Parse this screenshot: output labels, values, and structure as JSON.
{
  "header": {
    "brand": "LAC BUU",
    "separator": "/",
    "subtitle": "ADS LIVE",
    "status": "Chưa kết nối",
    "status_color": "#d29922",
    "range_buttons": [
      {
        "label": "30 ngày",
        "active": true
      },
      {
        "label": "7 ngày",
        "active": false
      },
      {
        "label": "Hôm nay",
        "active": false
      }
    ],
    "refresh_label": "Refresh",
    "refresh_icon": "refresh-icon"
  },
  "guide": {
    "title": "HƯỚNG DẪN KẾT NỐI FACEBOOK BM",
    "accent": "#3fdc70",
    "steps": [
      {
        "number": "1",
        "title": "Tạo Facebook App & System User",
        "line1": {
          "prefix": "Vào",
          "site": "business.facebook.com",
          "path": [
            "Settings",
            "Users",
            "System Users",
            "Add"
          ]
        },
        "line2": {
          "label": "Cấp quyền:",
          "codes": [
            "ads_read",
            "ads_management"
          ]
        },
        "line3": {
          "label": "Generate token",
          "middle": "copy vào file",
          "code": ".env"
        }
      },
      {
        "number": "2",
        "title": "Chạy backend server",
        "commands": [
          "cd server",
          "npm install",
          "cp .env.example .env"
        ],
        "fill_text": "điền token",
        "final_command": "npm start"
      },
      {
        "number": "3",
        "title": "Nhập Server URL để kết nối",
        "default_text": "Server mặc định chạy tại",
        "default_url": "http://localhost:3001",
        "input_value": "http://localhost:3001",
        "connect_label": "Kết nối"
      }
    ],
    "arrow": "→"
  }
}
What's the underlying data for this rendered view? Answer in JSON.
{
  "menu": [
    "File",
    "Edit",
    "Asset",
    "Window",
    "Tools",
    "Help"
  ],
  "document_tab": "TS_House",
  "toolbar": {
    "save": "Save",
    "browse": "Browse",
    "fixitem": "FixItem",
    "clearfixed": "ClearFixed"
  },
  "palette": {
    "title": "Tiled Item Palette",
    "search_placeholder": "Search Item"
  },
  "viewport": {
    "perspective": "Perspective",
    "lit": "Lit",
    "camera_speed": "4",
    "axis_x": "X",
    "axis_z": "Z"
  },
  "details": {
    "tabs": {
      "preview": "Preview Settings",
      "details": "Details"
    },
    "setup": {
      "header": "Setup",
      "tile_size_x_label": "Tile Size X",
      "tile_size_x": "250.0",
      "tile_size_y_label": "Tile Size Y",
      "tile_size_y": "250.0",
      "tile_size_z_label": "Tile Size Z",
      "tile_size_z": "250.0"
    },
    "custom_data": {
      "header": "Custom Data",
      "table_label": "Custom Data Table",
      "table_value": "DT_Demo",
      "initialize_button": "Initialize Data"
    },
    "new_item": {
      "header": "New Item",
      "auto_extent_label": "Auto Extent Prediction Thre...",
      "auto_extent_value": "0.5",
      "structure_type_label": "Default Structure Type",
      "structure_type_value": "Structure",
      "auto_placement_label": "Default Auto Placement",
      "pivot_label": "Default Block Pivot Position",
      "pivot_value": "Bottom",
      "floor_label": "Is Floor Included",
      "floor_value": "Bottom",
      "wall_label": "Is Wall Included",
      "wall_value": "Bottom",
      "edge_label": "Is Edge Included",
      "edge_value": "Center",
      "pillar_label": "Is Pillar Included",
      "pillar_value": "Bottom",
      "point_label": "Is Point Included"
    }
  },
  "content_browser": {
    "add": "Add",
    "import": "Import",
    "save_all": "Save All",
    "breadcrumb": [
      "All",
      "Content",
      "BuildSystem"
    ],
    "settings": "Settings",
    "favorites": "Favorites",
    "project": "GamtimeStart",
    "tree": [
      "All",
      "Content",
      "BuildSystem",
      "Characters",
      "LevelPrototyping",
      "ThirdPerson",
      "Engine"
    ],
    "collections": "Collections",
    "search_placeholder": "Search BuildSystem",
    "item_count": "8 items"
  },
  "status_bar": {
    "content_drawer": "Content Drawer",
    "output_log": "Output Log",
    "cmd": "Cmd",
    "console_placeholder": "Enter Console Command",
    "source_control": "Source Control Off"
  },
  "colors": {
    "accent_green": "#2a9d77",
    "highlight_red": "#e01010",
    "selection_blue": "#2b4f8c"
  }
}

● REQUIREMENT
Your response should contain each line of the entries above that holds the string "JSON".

● ANSWER BELOW
Parse this screenshot: output labels, values, and structure as JSON.
What's the underlying data for this rendered view? Answer in JSON.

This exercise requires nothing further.